WASHINGTON — The #KD2DC movement officially ended (for this year, at least) shortly before noon on the Fourth of July, but it was long dead by then.
The possibility that Kevin Durant would actually return to the District to join the Wizards was likely never very strong, and it probably ended for good when his Oklahoma City Thunder defeated the Wizards back on Nov. 10. Washington lost that game by 24 points, despite Durant missing the entire second half. It also didn’t bode well that Durant had previously stated he was unhappy with fans’ reactions when he came to Washington, so fans greeted him at that November game with boos.
That probably didn’t help.
Washington missing the postseason definitely didn’t do much for its cause, either.
But when reports emerged that the 2013-14 MVP wasn’t even going to take a meeting with the Wizards this summer, it became perfectly clear that he had no desire to play in D.C. Most realized it had been the case for a long time, but that was the official death knell for the #KD2DC movement.
Not surprisingly, many of the fans who had so yearned for Durant to join the Wizards felt scorned when he refused to even take a courtesy meeting with the team, but it was ultimately a good thing for Washington. The reports of his meetings emerged before July 1 even rolled around, giving GM Ernie Grunfeld and the Wizards plenty of time to recruit other free agents while the six teams Durant had meetings with — Oklahoma City, Boston Celtics, Golden State Warriors, San Antonio Spurs, Miami Heat and Los Angeles Clippers — were left hanging in limbo as they awaited Durant’s decision.
For that reason, John Feinstein thinks Durant did the Wizards a favor by not entertaining them with a meeting, but he says Grunfeld didn’t make the most of the opportunity. Speaking with Grant and Danny on 106.7 The Fan Wednesday, Feinstein said the blame falls on Grunfeld’s — and the Wizards’ — shoulders.
“Are you taken aback at all by how bothered people in D.C. are? They seem to be offended by this as if Durant owed them by coming home,” host Grant Paulsen asked.

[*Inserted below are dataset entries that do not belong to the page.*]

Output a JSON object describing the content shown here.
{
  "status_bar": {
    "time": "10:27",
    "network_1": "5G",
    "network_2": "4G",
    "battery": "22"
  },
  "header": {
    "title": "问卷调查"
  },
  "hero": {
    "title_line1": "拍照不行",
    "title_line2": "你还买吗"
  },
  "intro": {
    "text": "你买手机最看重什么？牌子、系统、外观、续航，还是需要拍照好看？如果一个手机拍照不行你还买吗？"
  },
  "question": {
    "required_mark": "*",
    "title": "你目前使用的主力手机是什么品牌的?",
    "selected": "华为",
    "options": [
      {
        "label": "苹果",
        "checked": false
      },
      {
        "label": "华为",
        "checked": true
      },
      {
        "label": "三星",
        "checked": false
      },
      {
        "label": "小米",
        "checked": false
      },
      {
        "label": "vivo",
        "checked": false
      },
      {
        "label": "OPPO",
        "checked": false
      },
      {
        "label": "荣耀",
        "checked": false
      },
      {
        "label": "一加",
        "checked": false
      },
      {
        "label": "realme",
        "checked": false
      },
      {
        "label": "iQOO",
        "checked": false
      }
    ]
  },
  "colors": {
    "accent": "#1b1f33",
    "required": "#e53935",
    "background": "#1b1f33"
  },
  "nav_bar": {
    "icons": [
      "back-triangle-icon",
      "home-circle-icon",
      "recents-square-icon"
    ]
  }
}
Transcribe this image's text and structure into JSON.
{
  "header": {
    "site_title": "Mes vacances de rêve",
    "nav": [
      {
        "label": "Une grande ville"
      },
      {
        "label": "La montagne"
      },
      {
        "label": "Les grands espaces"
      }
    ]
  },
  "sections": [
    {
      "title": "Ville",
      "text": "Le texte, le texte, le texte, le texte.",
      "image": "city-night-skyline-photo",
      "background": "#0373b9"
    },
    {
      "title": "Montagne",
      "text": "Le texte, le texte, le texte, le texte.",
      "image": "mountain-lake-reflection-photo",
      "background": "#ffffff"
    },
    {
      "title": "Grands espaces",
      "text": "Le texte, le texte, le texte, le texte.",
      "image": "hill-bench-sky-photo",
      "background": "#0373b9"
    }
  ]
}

“Yeah you know what, I think part of this is on the Wizards,” Feinstein said. “Because they made such a big deal for two years, about how their plan was to free up all this money so they could go after KD this summer, they were getting rid of all these contracts to make sure they could fit another max contract in and not lose [Bradley] Beal in the process, which they could have, by the way. And I think a lot of it comes from that, from the disappointment of realizing that not only was he not coming, but that he really had no interest in coming, ultimately. I thought, and this is gonna sound weird, he kind of did [the Wizards] a favor by not saying, OK, I’ll do a courtesy interview with them, because he gave them advanced notice. ‘I’m not coming. You need to go to Plan B right away.’ And yet, Ernie didn’t come up with a Plan B. The Plan B was to sign a bunch of backups, and that isn’t very encouraging for the Wizards. But fans need to understand: This isn’t personal. This isn’t Kevin Durant saying, ‘I don’t like Washington, D.C.’ He’s saying, ‘This is the best basketball decision for me, I’m a 28-year-old man.'”
The Wizards were reportedly in the hunt for Al Horford, one of the top players in this free agency class, but he eventually signed with the Boston Celtics.
They responded by signing a slew of free agents to bolster the bench, and the team will look fairly similar to last year’s incarnation. The 2016-17 starting lineup is expected to be identical to the one that closed out the 2015-16 season: John Wall, Bradley Beal, Otto Porter, Markieff Morris, Marcin Gortat. Nearly the entire bench will have been turned over, as will much of the coaching staff, but ultimately the Wizards core is the same.
Washington’s best chance at significant improvement next season is Beal being healthy all year, Wall’s jump shot improving or Porter and/or Oubre breaking out.
For what it’s worth, Feinstein would like to see Durant return to the Wizards eventually.
“So here’s my fantasy, and I know you’ll like this one, Danny,” he said. “He plays in Golden State for the next five years. They win four titles, or something like that. Then he comes back to Washington, the prodigy comes home, when the Wizards by then have maybe built a decent team, and wins the championship the way LeBron did in Cleveland.”
“Oh I’d lose my mind,” Rouhier said. “I’d lose my mind.”